TASK DESCRIPTION
Which lines in the records below mention the word "Downloads"? Copy each one out.

*** DATA FOR THIS TASK ***

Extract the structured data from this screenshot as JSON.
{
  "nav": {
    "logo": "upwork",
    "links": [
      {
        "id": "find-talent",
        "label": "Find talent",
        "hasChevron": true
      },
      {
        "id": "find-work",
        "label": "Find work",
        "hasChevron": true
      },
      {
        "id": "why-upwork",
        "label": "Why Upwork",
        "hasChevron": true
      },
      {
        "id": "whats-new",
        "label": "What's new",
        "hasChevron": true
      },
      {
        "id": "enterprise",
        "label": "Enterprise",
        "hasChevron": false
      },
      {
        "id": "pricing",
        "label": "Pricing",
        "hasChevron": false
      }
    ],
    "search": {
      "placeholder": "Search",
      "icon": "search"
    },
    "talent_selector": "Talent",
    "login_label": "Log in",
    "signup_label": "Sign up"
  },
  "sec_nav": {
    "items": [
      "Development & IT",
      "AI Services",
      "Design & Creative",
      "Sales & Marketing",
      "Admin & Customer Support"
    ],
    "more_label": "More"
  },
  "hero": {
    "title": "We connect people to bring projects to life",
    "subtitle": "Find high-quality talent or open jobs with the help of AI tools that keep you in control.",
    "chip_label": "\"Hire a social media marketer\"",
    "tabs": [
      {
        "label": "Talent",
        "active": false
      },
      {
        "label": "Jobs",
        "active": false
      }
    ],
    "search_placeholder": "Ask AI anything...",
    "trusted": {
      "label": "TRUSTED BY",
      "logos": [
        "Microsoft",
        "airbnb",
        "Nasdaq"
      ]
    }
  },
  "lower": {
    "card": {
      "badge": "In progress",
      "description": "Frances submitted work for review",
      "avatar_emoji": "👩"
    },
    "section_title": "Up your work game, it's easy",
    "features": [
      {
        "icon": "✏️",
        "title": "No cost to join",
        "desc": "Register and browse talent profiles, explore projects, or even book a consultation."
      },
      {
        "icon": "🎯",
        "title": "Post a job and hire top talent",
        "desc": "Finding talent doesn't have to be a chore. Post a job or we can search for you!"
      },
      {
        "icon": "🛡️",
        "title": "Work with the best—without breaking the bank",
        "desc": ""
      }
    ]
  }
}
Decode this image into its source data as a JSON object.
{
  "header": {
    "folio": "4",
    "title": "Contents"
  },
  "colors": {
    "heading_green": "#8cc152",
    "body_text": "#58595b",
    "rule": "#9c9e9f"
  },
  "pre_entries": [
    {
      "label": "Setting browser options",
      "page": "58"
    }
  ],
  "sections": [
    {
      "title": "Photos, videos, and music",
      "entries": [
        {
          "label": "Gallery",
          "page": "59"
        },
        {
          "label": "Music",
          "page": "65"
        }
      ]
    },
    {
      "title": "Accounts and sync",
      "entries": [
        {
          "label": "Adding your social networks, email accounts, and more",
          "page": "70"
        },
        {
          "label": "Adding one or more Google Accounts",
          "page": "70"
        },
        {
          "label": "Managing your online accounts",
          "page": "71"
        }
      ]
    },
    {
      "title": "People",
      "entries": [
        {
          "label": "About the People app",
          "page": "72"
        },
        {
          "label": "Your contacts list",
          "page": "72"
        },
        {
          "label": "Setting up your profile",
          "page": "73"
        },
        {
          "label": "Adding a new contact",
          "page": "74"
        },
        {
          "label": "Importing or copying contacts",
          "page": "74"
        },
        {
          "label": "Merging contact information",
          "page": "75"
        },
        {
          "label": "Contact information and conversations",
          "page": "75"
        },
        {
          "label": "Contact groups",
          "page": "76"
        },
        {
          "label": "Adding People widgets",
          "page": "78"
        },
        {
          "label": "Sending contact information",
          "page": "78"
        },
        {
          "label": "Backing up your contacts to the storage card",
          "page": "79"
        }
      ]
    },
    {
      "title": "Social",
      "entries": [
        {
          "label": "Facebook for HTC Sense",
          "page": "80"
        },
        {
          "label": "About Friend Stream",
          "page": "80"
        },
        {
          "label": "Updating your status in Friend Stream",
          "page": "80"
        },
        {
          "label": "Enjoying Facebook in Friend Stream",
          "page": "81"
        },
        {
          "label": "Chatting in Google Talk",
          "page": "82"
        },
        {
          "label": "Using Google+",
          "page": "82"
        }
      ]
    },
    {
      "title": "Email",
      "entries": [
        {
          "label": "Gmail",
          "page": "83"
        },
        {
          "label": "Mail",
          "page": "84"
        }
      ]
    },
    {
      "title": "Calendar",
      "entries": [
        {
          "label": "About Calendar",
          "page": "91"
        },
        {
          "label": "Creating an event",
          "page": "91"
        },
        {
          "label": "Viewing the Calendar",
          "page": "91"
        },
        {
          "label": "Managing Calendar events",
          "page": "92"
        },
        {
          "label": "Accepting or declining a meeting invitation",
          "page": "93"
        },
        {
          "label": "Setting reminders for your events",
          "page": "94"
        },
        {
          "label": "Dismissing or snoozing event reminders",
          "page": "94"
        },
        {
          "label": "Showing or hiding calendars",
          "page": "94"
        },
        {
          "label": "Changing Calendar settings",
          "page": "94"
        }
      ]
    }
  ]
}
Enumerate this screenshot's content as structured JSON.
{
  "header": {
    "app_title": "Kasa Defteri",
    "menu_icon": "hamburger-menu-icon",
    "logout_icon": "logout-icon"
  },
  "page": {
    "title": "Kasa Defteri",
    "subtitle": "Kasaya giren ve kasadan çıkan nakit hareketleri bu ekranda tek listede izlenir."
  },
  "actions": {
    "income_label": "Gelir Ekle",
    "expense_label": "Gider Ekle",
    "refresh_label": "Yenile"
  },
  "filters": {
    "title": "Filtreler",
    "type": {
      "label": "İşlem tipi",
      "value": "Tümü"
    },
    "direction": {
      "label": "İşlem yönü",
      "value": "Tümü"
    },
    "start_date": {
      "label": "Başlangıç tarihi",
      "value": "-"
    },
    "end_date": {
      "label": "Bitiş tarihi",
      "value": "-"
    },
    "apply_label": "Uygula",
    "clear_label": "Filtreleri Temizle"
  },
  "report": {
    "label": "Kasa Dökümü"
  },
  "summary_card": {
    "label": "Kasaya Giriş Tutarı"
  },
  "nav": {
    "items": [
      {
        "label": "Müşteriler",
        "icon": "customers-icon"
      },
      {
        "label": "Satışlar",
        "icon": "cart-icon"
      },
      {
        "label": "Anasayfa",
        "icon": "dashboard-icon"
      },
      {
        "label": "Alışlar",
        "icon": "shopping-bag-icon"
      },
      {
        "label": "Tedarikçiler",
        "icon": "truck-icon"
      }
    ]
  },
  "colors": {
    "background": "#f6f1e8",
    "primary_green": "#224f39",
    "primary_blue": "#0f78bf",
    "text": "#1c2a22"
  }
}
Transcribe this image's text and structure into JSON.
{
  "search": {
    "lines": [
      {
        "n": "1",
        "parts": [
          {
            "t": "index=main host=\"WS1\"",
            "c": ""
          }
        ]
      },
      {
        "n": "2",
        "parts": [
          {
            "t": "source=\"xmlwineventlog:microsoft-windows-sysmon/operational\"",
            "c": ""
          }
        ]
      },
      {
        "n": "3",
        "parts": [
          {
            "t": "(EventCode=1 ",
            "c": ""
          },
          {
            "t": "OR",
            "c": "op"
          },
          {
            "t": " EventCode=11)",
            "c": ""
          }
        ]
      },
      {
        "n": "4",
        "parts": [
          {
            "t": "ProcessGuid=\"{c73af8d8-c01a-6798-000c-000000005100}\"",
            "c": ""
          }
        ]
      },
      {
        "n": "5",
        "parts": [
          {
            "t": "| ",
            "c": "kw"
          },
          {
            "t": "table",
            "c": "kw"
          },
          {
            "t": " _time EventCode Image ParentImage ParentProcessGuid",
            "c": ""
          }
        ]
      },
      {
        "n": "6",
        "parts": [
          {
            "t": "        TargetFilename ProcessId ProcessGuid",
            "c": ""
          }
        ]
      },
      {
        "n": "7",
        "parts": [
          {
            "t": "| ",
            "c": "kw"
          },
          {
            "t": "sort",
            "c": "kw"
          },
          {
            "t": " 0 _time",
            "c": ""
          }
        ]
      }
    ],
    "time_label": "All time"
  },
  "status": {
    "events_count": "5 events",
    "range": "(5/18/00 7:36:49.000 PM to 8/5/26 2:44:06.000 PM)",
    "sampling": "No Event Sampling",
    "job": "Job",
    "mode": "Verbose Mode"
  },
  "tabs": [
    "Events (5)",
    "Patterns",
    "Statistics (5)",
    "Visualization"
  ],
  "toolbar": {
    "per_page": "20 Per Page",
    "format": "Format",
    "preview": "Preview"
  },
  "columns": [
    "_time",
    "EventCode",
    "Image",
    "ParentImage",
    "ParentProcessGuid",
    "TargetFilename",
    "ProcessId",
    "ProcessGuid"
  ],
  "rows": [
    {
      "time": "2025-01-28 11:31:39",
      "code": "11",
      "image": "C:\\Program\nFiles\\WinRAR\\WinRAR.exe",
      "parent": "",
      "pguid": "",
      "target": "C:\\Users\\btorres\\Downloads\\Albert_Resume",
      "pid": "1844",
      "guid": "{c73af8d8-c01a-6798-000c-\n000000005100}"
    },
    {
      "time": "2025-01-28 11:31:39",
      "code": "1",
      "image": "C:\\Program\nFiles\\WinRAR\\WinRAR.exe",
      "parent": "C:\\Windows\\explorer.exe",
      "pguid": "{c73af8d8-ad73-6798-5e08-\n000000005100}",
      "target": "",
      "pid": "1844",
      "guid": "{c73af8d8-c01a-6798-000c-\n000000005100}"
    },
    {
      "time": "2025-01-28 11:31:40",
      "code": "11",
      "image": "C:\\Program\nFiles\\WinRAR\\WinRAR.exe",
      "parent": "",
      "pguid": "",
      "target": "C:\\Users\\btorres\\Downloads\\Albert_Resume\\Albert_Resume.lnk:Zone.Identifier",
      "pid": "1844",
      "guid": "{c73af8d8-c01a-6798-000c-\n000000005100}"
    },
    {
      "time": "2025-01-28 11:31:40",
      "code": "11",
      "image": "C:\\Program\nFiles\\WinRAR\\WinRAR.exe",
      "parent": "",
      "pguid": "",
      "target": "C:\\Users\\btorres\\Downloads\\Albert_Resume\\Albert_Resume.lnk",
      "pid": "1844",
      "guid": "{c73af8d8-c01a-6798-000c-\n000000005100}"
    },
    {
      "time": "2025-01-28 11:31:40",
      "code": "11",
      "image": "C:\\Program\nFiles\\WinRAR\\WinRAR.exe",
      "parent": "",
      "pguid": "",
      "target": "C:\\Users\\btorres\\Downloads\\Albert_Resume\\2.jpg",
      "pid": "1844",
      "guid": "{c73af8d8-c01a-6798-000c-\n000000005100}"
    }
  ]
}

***

YOUR RESPONSE
      "target": "C:\\Users\\btorres\\Downloads\\Albert_Resume",
      "target": "C:\\Users\\btorres\\Downloads\\Albert_Resume\\Albert_Resume.lnk:Zone.Identifier",
      "target": "C:\\Users\\btorres\\Downloads\\Albert_Resume\\Albert_Resume.lnk",
      "target": "C:\\Users\\btorres\\Downloads\\Albert_Resume\\2.jpg",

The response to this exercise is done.